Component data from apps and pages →
────────────────────

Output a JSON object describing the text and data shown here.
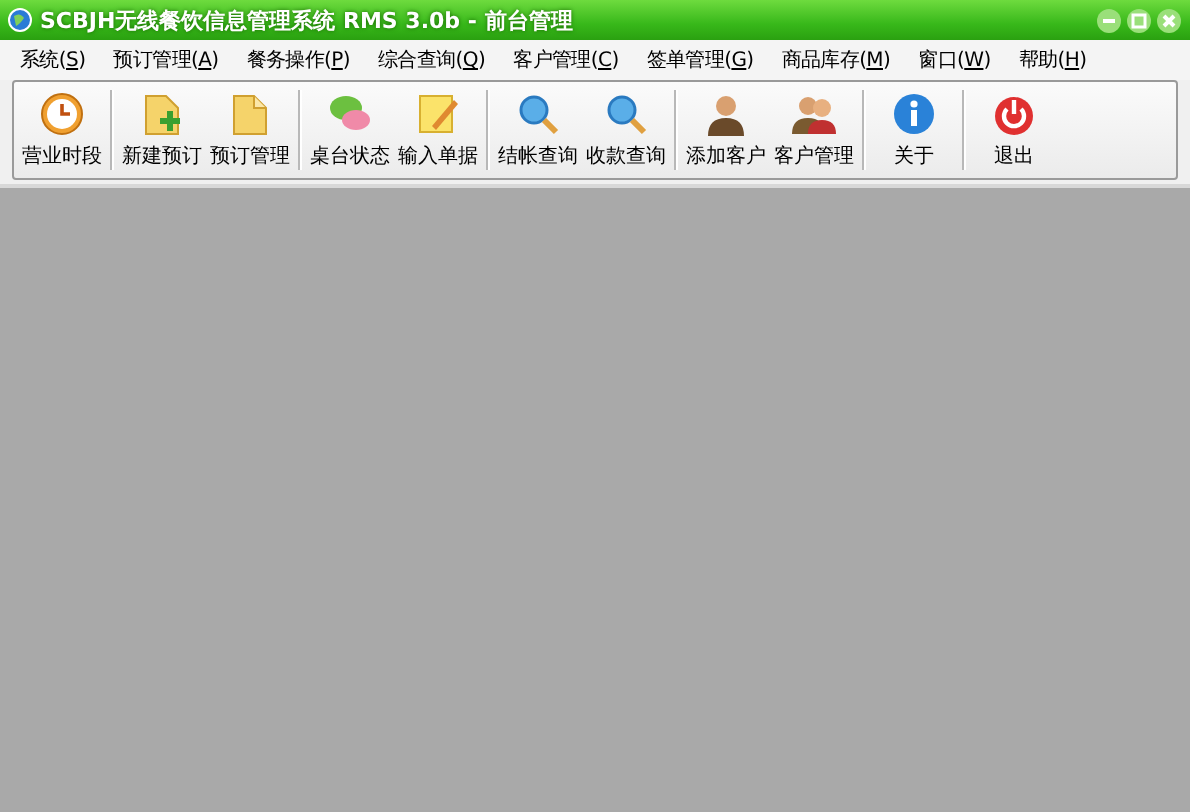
{
  "window": {
    "title": "SCBJH无线餐饮信息管理系统 RMS  3.0b  - 前台管理"
  },
  "menu": [
    {
      "label": "系统(S)"
    },
    {
      "label": "预订管理(A)"
    },
    {
      "label": "餐务操作(P)"
    },
    {
      "label": "综合查询(Q)"
    },
    {
      "label": "客户管理(C)"
    },
    {
      "label": "签单管理(G)"
    },
    {
      "label": "商品库存(M)"
    },
    {
      "label": "窗口(W)"
    },
    {
      "label": "帮助(H)"
    }
  ],
  "toolbar": [
    [
      {
        "label": "营业时段",
        "kind": "clock"
      }
    ],
    [
      {
        "label": "新建预订",
        "kind": "folder-plus"
      },
      {
        "label": "预订管理",
        "kind": "folder"
      }
    ],
    [
      {
        "label": "桌台状态",
        "kind": "chat"
      },
      {
        "label": "输入单据",
        "kind": "note"
      }
    ],
    [
      {
        "label": "结帐查询",
        "kind": "search"
      },
      {
        "label": "收款查询",
        "kind": "search"
      }
    ],
    [
      {
        "label": "添加客户",
        "kind": "person"
      },
      {
        "label": "客户管理",
        "kind": "people"
      }
    ],
    [
      {
        "label": "关于",
        "kind": "info"
      }
    ],
    [
      {
        "label": "退出",
        "kind": "power"
      }
    ]
  ]
}
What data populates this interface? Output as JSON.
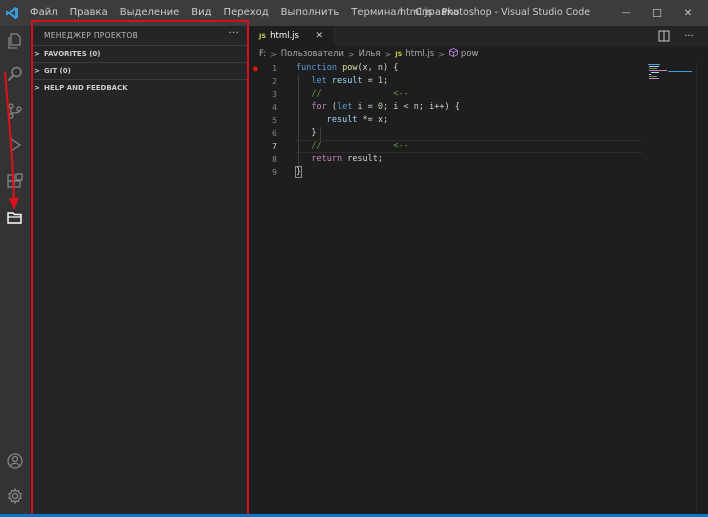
{
  "titlebar": {
    "menu": [
      "Файл",
      "Правка",
      "Выделение",
      "Вид",
      "Переход",
      "Выполнить",
      "Терминал",
      "Справка"
    ],
    "window_title": "html.js - Photoshop - Visual Studio Code",
    "controls": {
      "minimize": "—",
      "maximize": "☐",
      "close": "✕"
    }
  },
  "activitybar": {
    "icons": [
      "explorer-icon",
      "search-icon",
      "source-control-icon",
      "run-debug-icon",
      "extensions-icon",
      "project-manager-icon"
    ],
    "bottom_icons": [
      "account-icon",
      "settings-gear-icon"
    ]
  },
  "sidebar": {
    "title": "МЕНЕДЖЕР ПРОЕКТОВ",
    "more": "···",
    "sections": [
      {
        "label": "FAVORITES (0)",
        "chevron": ">"
      },
      {
        "label": "GIT (0)",
        "chevron": ">"
      },
      {
        "label": "HELP AND FEEDBACK",
        "chevron": ">"
      }
    ]
  },
  "editor": {
    "tab": {
      "badge": "JS",
      "label": "html.js",
      "close": "✕"
    },
    "breadcrumb": {
      "drive": "F:",
      "folder1": "Пользователи",
      "folder2": "Илья",
      "file_badge": "JS",
      "file": "html.js",
      "symbol": "pow",
      "sep": ">"
    },
    "lines": [
      {
        "n": "1"
      },
      {
        "n": "2"
      },
      {
        "n": "3"
      },
      {
        "n": "4"
      },
      {
        "n": "5"
      },
      {
        "n": "6"
      },
      {
        "n": "7"
      },
      {
        "n": "8"
      },
      {
        "n": "9"
      }
    ],
    "code": {
      "l1_kw": "function",
      "l1_fn": "pow",
      "l1_rest": "(x, n) {",
      "l2_kw": "let",
      "l2_var": "result",
      "l2_eq": " = ",
      "l2_num": "1",
      "l2_end": ";",
      "l3": "//              <--",
      "l4_kw": "for",
      "l4_a": " (",
      "l4_kw2": "let",
      "l4_b": " i = ",
      "l4_num": "0",
      "l4_c": "; i < n; i++) {",
      "l5_var": "result",
      "l5_rest": " *= x;",
      "l6": "}",
      "l7": "//              <--",
      "l8_kw": "return",
      "l8_rest": " result;",
      "l9": "}"
    }
  },
  "colors": {
    "accent": "#007acc",
    "highlight_frame": "#d4111b",
    "arrow": "#e0101a"
  }
}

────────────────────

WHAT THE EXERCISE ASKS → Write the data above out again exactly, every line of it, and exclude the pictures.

RESULT →
Output a JSON object describing the text and data shown here.
{
  "window": {
    "title": "SCBJH无线餐饮信息管理系统 RMS  3.0b  - 前台管理"
  },
  "menu": [
    {
      "label": "系统(S)"
    },
    {
      "label": "预订管理(A)"
    },
    {
      "label": "餐务操作(P)"
    },
    {
      "label": "综合查询(Q)"
    },
    {
      "label": "客户管理(C)"
    },
    {
      "label": "签单管理(G)"
    },
    {
      "label": "商品库存(M)"
    },
    {
      "label": "窗口(W)"
    },
    {
      "label": "帮助(H)"
    }
  ],
  "toolbar": [
    [
      {
        "label": "营业时段",
        "kind": "clock"
      }
    ],
    [
      {
        "label": "新建预订",
        "kind": "folder-plus"
      },
      {
        "label": "预订管理",
        "kind": "folder"
      }
    ],
    [
      {
        "label": "桌台状态",
        "kind": "chat"
      },
      {
        "label": "输入单据",
        "kind": "note"
      }
    ],
    [
      {
        "label": "结帐查询",
        "kind": "search"
      },
      {
        "label": "收款查询",
        "kind": "search"
      }
    ],
    [
      {
        "label": "添加客户",
        "kind": "person"
      },
      {
        "label": "客户管理",
        "kind": "people"
      }
    ],
    [
      {
        "label": "关于",
        "kind": "info"
      }
    ],
    [
      {
        "label": "退出",
        "kind": "power"
      }
    ]
  ]
}
What data populates this interface? Output as JSON.
{
  "titlebar": {
    "menu": [
      "Файл",
      "Правка",
      "Выделение",
      "Вид",
      "Переход",
      "Выполнить",
      "Терминал",
      "Справка"
    ],
    "window_title": "html.js - Photoshop - Visual Studio Code",
    "controls": {
      "minimize": "—",
      "maximize": "☐",
      "close": "✕"
    }
  },
  "activitybar": {
    "icons": [
      "explorer-icon",
      "search-icon",
      "source-control-icon",
      "run-debug-icon",
      "extensions-icon",
      "project-manager-icon"
    ],
    "bottom_icons": [
      "account-icon",
      "settings-gear-icon"
    ]
  },
  "sidebar": {
    "title": "МЕНЕДЖЕР ПРОЕКТОВ",
    "more": "···",
    "sections": [
      {
        "label": "FAVORITES (0)",
        "chevron": ">"
      },
      {
        "label": "GIT (0)",
        "chevron": ">"
      },
      {
        "label": "HELP AND FEEDBACK",
        "chevron": ">"
      }
    ]
  },
  "editor": {
    "tab": {
      "badge": "JS",
      "label": "html.js",
      "close": "✕"
    },
    "breadcrumb": {
      "drive": "F:",
      "folder1": "Пользователи",
      "folder2": "Илья",
      "file_badge": "JS",
      "file": "html.js",
      "symbol": "pow",
      "sep": ">"
    },
    "lines": [
      {
        "n": "1"
      },
      {
        "n": "2"
      },
      {
        "n": "3"
      },
      {
        "n": "4"
      },
      {
        "n": "5"
      },
      {
        "n": "6"
      },
      {
        "n": "7"
      },
      {
        "n": "8"
      },
      {
        "n": "9"
      }
    ],
    "code": {
      "l1_kw": "function",
      "l1_fn": "pow",
      "l1_rest": "(x, n) {",
      "l2_kw": "let",
      "l2_var": "result",
      "l2_eq": " = ",
      "l2_num": "1",
      "l2_end": ";",
      "l3": "//              <--",
      "l4_kw": "for",
      "l4_a": " (",
      "l4_kw2": "let",
      "l4_b": " i = ",
      "l4_num": "0",
      "l4_c": "; i < n; i++) {",
      "l5_var": "result",
      "l5_rest": " *= x;",
      "l6": "}",
      "l7": "//              <--",
      "l8_kw": "return",
      "l8_rest": " result;",
      "l9": "}"
    }
  },
  "colors": {
    "accent": "#007acc",
    "highlight_frame": "#d4111b",
    "arrow": "#e0101a"
  }
}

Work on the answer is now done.